Our marketing landscape has changed significantly with the rise of digital technologies. However, our marketing textbooks still teach the same marketing and management frameworks they have taught already 20 years ago. In the current issue of the Harvard Business Manager, the German version of Harvard Business Review, we introduce a new perspective on how modern companies should organize and structure value creation for their customers: the Market-oriented Value Creation Framework.
There are three universal drivers that create value in every B2C-company: the brand, its products, and the customer. Usually, the three corresponding departments – brand management, product management, and customer management (CRM) – are more or less disjoint entities in the firm, working with different data and different tools on different marketing goals.
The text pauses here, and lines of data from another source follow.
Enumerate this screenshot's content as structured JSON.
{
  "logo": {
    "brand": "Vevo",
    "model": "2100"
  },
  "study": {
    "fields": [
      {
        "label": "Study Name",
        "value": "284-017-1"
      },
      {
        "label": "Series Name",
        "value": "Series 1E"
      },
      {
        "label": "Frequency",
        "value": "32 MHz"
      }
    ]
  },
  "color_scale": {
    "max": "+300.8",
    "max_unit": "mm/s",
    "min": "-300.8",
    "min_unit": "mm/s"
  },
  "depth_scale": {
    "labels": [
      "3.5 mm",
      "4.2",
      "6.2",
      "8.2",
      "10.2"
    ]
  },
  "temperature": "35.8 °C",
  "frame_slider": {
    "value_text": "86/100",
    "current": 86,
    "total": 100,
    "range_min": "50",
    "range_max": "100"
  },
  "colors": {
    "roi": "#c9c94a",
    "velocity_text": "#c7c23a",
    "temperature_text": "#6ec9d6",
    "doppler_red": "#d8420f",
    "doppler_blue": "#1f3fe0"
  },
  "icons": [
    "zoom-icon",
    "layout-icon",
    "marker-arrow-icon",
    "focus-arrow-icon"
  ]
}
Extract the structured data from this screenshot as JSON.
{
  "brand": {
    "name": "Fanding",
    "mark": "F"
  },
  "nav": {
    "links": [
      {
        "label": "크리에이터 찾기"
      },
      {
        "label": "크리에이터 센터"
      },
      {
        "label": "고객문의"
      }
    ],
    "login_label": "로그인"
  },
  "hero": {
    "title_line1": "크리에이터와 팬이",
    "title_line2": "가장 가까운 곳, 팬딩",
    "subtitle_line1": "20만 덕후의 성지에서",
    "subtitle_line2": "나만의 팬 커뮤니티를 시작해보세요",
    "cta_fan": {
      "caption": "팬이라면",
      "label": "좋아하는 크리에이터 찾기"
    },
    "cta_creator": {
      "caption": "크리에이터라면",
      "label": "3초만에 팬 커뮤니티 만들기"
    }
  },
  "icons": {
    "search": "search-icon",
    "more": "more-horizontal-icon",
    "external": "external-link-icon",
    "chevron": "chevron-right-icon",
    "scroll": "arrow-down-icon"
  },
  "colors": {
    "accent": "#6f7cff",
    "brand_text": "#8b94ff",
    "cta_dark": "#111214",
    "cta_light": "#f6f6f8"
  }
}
In a first step, the company should centralize these three sources of value creation in a strategic management hub to harmonize its planning and decision-making and to develop more powerful marketing activities based on common information from a joint database.
In a second step, the company should organize all other company departments as flexible functions, which help reaching the company’s strategic goals defined by the management hub (second ring in the framework). Different from traditional value creation models like Porter’s Value Chain, our framework does not distinguish between primary (inbound logistics, production, sales,…) and secondary organizational (HR, controlling, finance,…) functions. Instead, the importance of each function is dependent on the business model and the competitive situation of the individual firm. If it is an innovation driven company like Apple, R&D is a central department within the company. For BMW engine development is key. For an online retailer like Amazon, customer service important. These central functions, which contribute significantly to the company’s value creation, should be closely tied to the management hub.
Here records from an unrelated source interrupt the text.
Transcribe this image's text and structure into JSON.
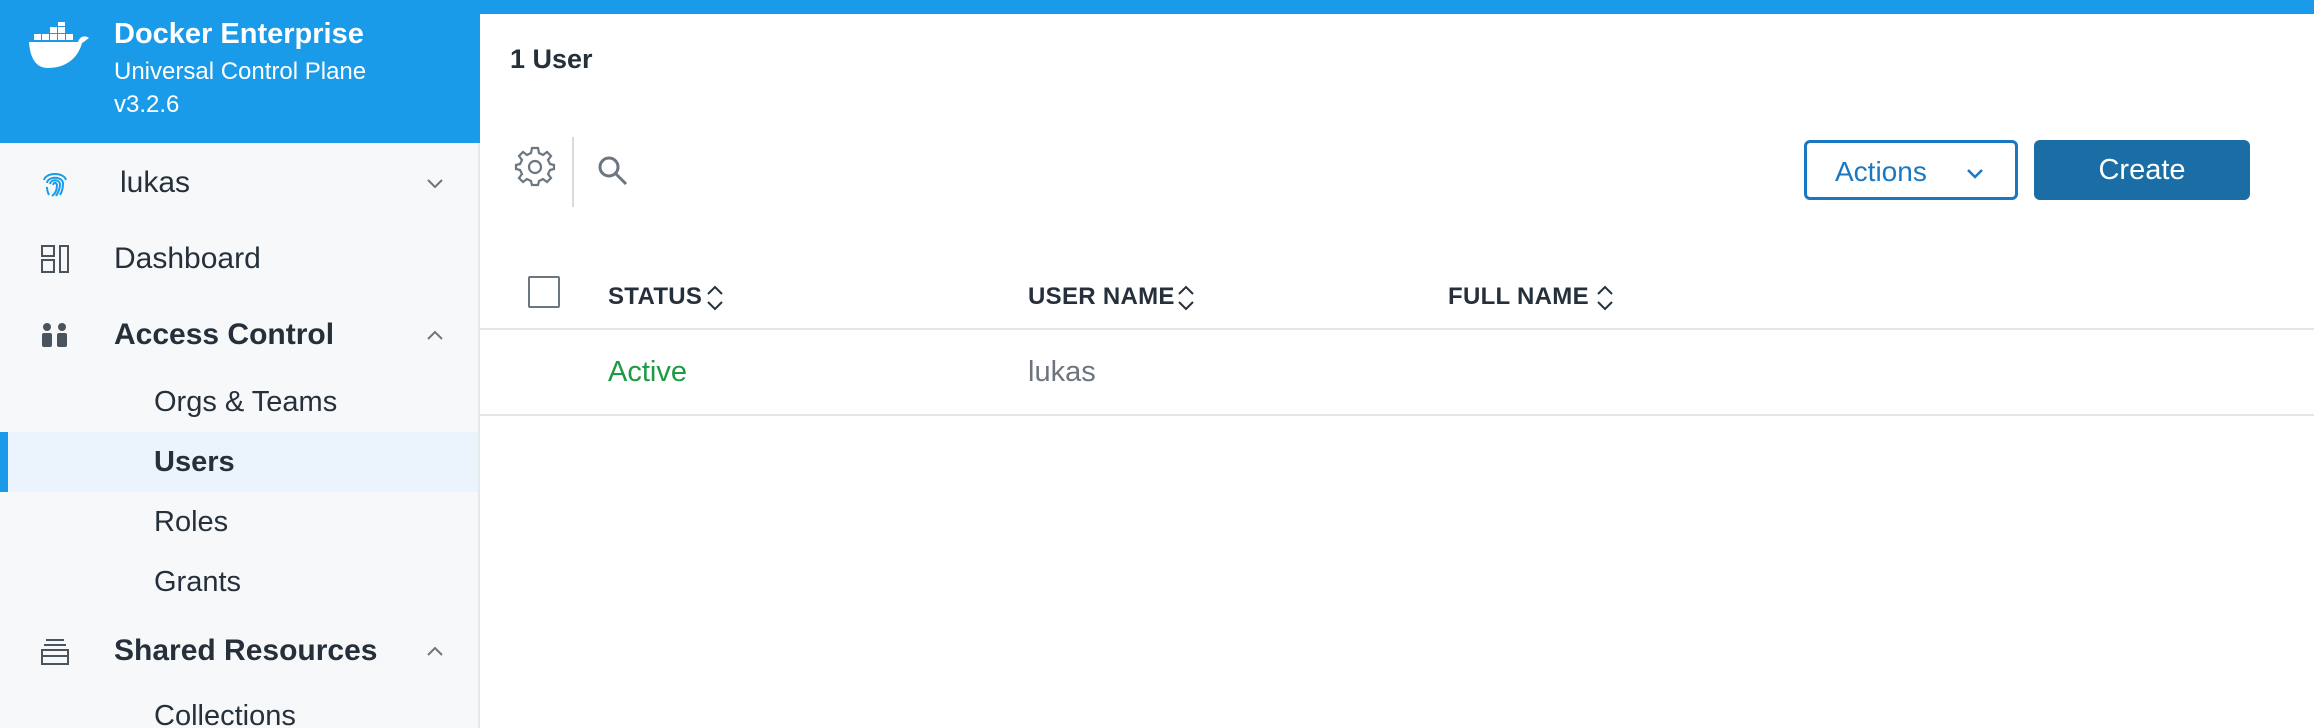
{
  "app": {
    "brand_title": "Docker Enterprise",
    "brand_subtitle": "Universal Control Plane",
    "version": "v3.2.6",
    "brand_color": "#1a9bea"
  },
  "sidebar": {
    "user": {
      "label": "lukas",
      "icon": "fingerprint-icon"
    },
    "items": [
      {
        "label": "Dashboard",
        "icon": "dashboard-icon"
      },
      {
        "label": "Access Control",
        "icon": "users-icon",
        "expanded": true,
        "children": [
          "Orgs & Teams",
          "Users",
          "Roles",
          "Grants"
        ],
        "active_child": "Users"
      },
      {
        "label": "Shared Resources",
        "icon": "stack-icon",
        "expanded": true,
        "children": [
          "Collections"
        ]
      }
    ]
  },
  "main": {
    "count_label": "1 User",
    "toolbar": {
      "actions_label": "Actions",
      "create_label": "Create"
    },
    "table": {
      "columns": [
        "STATUS",
        "USER NAME",
        "FULL NAME"
      ],
      "rows": [
        {
          "status": "Active",
          "user_name": "lukas",
          "full_name": ""
        }
      ]
    },
    "colors": {
      "status_active": "#1c9a44",
      "primary_button": "#1a6da5",
      "outline_button": "#1a78c2"
    }
  }
}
For less central departments, the digitalization allows for more flexible organizational structures today. Not every function needs to be realized in-house. Today, digital information and communication technologies enable the firm to exercise the required amount of control over each function, even if it is not equipped with own employees. Apple does not build a single computer or phone itself. Automakers started using joint car platforms even outside the own group long time ago. Many B2B service provides enter the market right now and offer new outsourcing opportunities for HR, controlling, IT, or other company functions. Flexible workforce for smaller, non-repetitive tasks is available online via Amazon Mechanical Turk or other platforms. Innovative companies should think about how these new options could help them to allocate their resources more efficiently.
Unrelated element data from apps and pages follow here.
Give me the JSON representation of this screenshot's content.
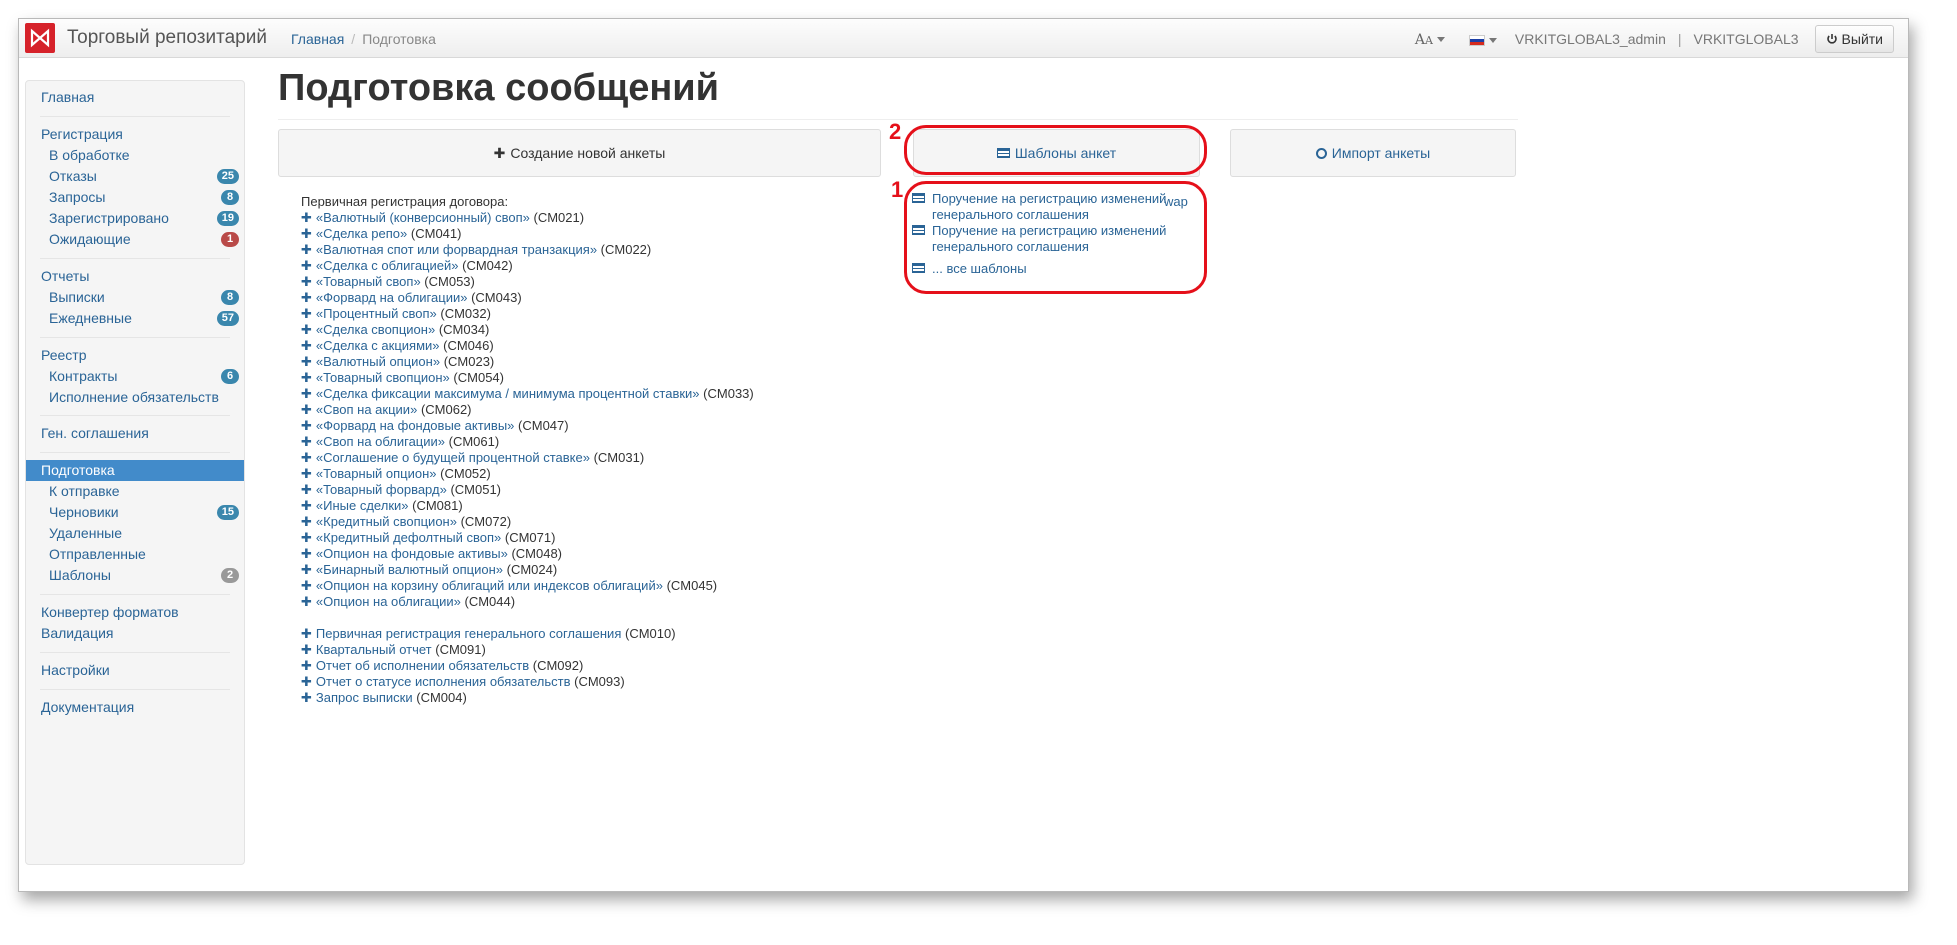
{
  "app": {
    "brand": "Торговый репозитарий",
    "logo_icon": "moex-logo-icon"
  },
  "breadcrumb": {
    "home": "Главная",
    "current": "Подготовка"
  },
  "topbar": {
    "font_size_label": "A",
    "font_size_small": "A",
    "user": "VRKITGLOBAL3_admin",
    "org": "VRKITGLOBAL3",
    "logout": "Выйти",
    "language_flag": "ru-flag-icon"
  },
  "sidebar": {
    "main": "Главная",
    "registration": "Регистрация",
    "reg_items": [
      {
        "label": "В обработке",
        "badge": ""
      },
      {
        "label": "Отказы",
        "badge": "25"
      },
      {
        "label": "Запросы",
        "badge": "8"
      },
      {
        "label": "Зарегистрировано",
        "badge": "19"
      },
      {
        "label": "Ожидающие",
        "badge": "1"
      }
    ],
    "reports": "Отчеты",
    "report_items": [
      {
        "label": "Выписки",
        "badge": "8"
      },
      {
        "label": "Ежедневные",
        "badge": "57"
      }
    ],
    "registry": "Реестр",
    "registry_items": [
      {
        "label": "Контракты",
        "badge": "6"
      },
      {
        "label": "Исполнение обязательств",
        "badge": ""
      }
    ],
    "gen_agreements": "Ген. соглашения",
    "preparation": "Подготовка",
    "prep_items": [
      {
        "label": "К отправке",
        "badge": ""
      },
      {
        "label": "Черновики",
        "badge": "15"
      },
      {
        "label": "Удаленные",
        "badge": ""
      },
      {
        "label": "Отправленные",
        "badge": ""
      },
      {
        "label": "Шаблоны",
        "badge": "2"
      }
    ],
    "converter": "Конвертер форматов",
    "validation": "Валидация",
    "settings": "Настройки",
    "documentation": "Документация"
  },
  "main": {
    "title": "Подготовка сообщений",
    "btn_create": "Создание новой анкеты",
    "btn_templates": "Шаблоны анкет",
    "btn_import": "Импорт анкеты",
    "annot_1": "1",
    "annot_2": "2",
    "list_head": "Первичная регистрация договора:",
    "contracts": [
      {
        "name": "«Валютный (конверсионный) своп»",
        "code": "(CM021)"
      },
      {
        "name": "«Сделка репо»",
        "code": "(CM041)"
      },
      {
        "name": "«Валютная спот или форвардная транзакция»",
        "code": "(CM022)"
      },
      {
        "name": "«Сделка с облигацией»",
        "code": "(CM042)"
      },
      {
        "name": "«Товарный своп»",
        "code": "(CM053)"
      },
      {
        "name": "«Форвард на облигации»",
        "code": "(CM043)"
      },
      {
        "name": "«Процентный своп»",
        "code": "(CM032)"
      },
      {
        "name": "«Сделка свопцион»",
        "code": "(CM034)"
      },
      {
        "name": "«Сделка с акциями»",
        "code": "(CM046)"
      },
      {
        "name": "«Валютный опцион»",
        "code": "(CM023)"
      },
      {
        "name": "«Товарный свопцион»",
        "code": "(CM054)"
      },
      {
        "name": "«Сделка фиксации максимума / минимума процентной ставки»",
        "code": "(CM033)"
      },
      {
        "name": "«Своп на акции»",
        "code": "(CM062)"
      },
      {
        "name": "«Форвард на фондовые активы»",
        "code": "(CM047)"
      },
      {
        "name": "«Своп на облигации»",
        "code": "(CM061)"
      },
      {
        "name": "«Соглашение о будущей процентной ставке»",
        "code": "(CM031)"
      },
      {
        "name": "«Товарный опцион»",
        "code": "(CM052)"
      },
      {
        "name": "«Товарный форвард»",
        "code": "(CM051)"
      },
      {
        "name": "«Иные сделки»",
        "code": "(CM081)"
      },
      {
        "name": "«Кредитный свопцион»",
        "code": "(CM072)"
      },
      {
        "name": "«Кредитный дефолтный своп»",
        "code": "(CM071)"
      },
      {
        "name": "«Опцион на фондовые активы»",
        "code": "(CM048)"
      },
      {
        "name": "«Бинарный валютный опцион»",
        "code": "(CM024)"
      },
      {
        "name": "«Опцион на корзину облигаций или индексов облигаций»",
        "code": "(CM045)"
      },
      {
        "name": "«Опцион на облигации»",
        "code": "(CM044)"
      }
    ],
    "other": [
      {
        "name": "Первичная регистрация генерального соглашения",
        "code": "(CM010)"
      },
      {
        "name": "Квартальный отчет",
        "code": "(CM091)"
      },
      {
        "name": "Отчет об исполнении обязательств",
        "code": "(CM092)"
      },
      {
        "name": "Отчет о статусе исполнения обязательств",
        "code": "(CM093)"
      },
      {
        "name": "Запрос выписки",
        "code": "(CM004)"
      }
    ],
    "templates": [
      "Поручение на регистрацию изменений генерального соглашения",
      "Поручение на регистрацию изменений генерального соглашения",
      "... все шаблоны"
    ],
    "wap": "wap"
  },
  "colors": {
    "accent": "#428bca",
    "link": "#2a6496",
    "annotation": "#e5101a",
    "logo": "#d6222a"
  }
}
The outer ring of the Market-oriented Value Creation Framework consists of the company’s stakeholders (third ring in the framework). These are not only employees, but also suppliers, retailers, or cross-company data and infrastructure providers. These stakeholders or value creation partners are the people that execute the company’s functions depicted in the second ring of the framework. The most important value creation partner for each company is the customer. Successful digital companies try to integrate the customer in many company tasks. Via special platforms, customers help these firms to develop better products, fulfill after-sales service functions, leverage marketing activities, and even develop brand stories and other digital content for the firm. There are many ways how companies can leverage their own potential by including customers the right way. Furthermore, customer integration also helps building a more loyal, more engaged, and more enthusiastic customer base.
Read the full story in the current issue (09/2014) of the Harvard Business Manager, available at many kiosks in Germany until mid-September.